On top of that, I’m in no favor of fulminating and bashing the team over the media inasmuch as this heightens the pressure on the team; this way team couldn’t fare well by and large, neither a national-bashing campaign could change the performance of the team to good or satisfactory. C’mon. that’s just a game, don’t pretend to be a Momus in this case. Criticizing lightly and positively would just suffice.

Poors Should Be The Priority


Pakistan: A group of boys scrambles for bread rations -- Photo Courtesy -- Dawn

Pakistan: A group of boys scrambles for bread rations -- Photo Courtesy -- Dawn


Two days back strolling down the street next to mine, I encountered a little event usual yet unusual which I’m to describe here. Strolling, and busy in thoughts, my mind was brought back to the earth by a little kid in ragged clothes who popped in from somewhere and asked me: “Kuch paisey dey dein sahab.” (Please give me some money)


At first, I slowed down my feet. When he would say “Rooti khani hai sahab, bohat bhook lagi hai” (I’m so very starving, need some bread to eat), I pushed the brake of my feet. Standing there, I put my hands in the pocket to give him the money for the food. I gave him some amount. The poor little guy looked at the sum and then looked at me and said, “Khulla la don Sahab?” (Shall I bring the change)


I told him to keep it and then I moved, strolling to frontward.


This is usual whenever I go out. Many a times I had encountered the people who’d not ask for the money and refuse to take it even — all they ask is the food to eat. The unusual thing that day was the honestness of that poor little fellow who, maybe believing that amount was more than enough for his food, asked me for he shall or shall not bring the change. How simple and honorable of him.


Everytime when it happens that I see people asking for food and money to eat and other things like for medical services, it makes me feel sorry for everything — everything including my existence, our existence.


True is the fact that our morality which covers the basic part of humanity has become a secondary thing today. Sometimes back, mid of last year, when 3 million IDP’s were desperately seeking to get the attention of nation, Pakistan, for some basic facilities of life, simultaneously a project named “Green Karachi” was approved in the president house. The budget allocated to the project was 22 billion rupees. During that time I raised my point of dissent. The reason to dissent, if anyone again wants to know, could be described with a brief example: If your garden needs attention whilst in your house you’ve a sick child, what is your first priority?

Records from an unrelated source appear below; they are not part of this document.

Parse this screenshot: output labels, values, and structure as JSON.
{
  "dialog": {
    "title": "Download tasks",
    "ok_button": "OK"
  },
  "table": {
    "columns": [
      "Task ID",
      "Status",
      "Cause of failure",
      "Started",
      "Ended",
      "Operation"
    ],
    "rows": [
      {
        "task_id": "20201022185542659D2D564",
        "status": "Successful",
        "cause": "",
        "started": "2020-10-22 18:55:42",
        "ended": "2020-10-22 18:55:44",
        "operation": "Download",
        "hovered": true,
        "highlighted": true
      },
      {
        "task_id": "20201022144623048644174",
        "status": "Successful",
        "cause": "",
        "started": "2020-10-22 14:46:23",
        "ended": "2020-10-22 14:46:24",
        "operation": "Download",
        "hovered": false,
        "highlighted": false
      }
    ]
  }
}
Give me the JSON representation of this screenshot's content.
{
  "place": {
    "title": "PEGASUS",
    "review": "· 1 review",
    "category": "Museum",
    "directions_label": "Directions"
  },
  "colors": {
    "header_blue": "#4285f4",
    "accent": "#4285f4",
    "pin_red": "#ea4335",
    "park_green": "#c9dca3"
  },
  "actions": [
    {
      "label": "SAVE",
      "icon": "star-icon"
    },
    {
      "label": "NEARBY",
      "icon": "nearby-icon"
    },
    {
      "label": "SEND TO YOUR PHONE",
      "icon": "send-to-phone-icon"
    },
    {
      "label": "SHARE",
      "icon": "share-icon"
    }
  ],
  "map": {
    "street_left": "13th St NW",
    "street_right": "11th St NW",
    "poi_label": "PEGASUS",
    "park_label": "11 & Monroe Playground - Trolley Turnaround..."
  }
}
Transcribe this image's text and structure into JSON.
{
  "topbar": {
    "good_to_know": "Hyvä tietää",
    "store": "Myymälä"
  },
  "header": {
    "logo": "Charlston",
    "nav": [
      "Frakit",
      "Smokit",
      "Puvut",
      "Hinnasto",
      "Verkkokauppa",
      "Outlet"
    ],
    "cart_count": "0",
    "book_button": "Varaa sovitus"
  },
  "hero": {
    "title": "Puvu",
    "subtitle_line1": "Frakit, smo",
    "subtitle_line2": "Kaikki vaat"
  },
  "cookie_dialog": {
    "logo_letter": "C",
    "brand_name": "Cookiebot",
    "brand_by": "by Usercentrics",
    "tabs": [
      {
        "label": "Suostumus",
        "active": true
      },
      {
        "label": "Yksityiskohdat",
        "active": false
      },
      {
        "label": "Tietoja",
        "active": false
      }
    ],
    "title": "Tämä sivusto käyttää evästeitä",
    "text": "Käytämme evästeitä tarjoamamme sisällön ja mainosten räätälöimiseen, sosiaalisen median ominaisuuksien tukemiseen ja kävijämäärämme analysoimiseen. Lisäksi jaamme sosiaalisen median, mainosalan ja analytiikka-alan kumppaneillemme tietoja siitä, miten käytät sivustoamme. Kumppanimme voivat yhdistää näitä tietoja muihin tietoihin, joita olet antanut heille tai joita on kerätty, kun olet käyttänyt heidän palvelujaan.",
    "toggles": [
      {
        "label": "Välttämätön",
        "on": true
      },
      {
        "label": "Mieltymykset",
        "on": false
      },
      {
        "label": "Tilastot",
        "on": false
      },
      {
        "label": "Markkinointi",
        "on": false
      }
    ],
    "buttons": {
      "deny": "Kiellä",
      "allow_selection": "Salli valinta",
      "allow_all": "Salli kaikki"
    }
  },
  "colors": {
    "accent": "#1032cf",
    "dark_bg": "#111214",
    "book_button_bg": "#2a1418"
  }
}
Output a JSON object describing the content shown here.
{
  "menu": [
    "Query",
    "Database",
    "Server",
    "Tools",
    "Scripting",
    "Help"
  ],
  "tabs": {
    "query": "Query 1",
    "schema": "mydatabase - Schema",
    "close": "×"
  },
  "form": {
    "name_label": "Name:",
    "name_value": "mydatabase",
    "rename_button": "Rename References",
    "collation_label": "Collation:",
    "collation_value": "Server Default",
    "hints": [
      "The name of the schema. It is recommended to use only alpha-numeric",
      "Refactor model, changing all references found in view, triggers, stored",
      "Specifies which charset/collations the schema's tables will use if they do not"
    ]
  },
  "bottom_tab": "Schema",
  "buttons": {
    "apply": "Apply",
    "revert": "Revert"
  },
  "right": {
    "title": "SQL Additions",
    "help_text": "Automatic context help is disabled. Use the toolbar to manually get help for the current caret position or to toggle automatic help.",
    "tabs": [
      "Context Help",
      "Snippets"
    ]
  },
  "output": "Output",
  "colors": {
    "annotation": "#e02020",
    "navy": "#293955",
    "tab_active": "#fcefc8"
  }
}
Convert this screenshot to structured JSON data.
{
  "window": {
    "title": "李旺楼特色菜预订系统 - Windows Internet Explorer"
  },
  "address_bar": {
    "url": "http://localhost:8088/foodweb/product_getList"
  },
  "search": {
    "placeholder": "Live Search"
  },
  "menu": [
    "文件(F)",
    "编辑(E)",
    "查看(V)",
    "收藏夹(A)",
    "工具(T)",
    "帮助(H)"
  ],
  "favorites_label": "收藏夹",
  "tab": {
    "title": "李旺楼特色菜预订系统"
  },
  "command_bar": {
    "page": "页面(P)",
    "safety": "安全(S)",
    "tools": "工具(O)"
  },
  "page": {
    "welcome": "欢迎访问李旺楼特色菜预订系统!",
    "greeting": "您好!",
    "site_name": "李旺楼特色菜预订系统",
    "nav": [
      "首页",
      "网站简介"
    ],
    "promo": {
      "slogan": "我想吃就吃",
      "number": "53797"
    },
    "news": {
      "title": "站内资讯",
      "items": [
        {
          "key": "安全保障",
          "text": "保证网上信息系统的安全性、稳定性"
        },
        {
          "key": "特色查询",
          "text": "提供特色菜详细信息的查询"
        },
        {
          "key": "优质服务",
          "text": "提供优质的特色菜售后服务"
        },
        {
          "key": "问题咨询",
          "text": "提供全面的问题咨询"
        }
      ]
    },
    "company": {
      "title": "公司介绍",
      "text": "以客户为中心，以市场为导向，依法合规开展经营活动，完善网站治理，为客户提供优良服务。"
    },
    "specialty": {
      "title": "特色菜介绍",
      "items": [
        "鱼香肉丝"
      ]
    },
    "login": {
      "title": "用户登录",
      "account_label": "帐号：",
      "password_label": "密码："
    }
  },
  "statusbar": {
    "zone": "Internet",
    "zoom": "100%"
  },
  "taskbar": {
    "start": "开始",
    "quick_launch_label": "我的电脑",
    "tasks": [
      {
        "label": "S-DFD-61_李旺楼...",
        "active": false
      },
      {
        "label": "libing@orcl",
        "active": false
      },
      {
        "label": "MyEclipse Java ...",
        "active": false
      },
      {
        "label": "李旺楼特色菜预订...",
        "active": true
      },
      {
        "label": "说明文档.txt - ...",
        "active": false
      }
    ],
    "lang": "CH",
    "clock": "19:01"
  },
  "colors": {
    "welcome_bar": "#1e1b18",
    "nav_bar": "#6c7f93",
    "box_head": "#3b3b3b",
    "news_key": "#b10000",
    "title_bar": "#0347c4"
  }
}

My point of dissent definitely doesn’t mean that we shall abandon the progression in the country. But then, we strictly need to set the priorities, wisely. And who should argue on it that humanity shouldn’t be a primary thing?


That kid, whose unusual answer startled me, and all the likes of him who’re in millions actually, popped in my mind while I was reading another news which startled me. Does anyone know it’ll cost Pakistan Rs. 8 billion to change the name of NWFP to Khyber-Pakhtunkhwa. Yes, that’s true.


No offense meant to any of the avid supporter of the new name. But what’s more important, I ask: the reduction of poverty and to supply food to those impoverished people desperately yearning to have at least one bite of bread before going to sleep at night — or the name change of province? During the time of such distress and desperate strait when Pakistan is suffering from hellishly massive budgetary difficulties and other day-to-day financial problems, my moral understandings doesn’t allow me to strand the impoverished and approve the name change project costing Rs. 8 billion.


What more big and fat is the hypocritical fact that we call ourselves an Islamic nation — “Islamic” Republic of Pakistan. How about that real Islam when Hazrat Omar RA said: I’m responsible for the death of even a dog who dies of hunger at the bank of river Nile.


This isn’t the case with Pakistan today. So shall we call it a “Republic of Selfish Pakistan”?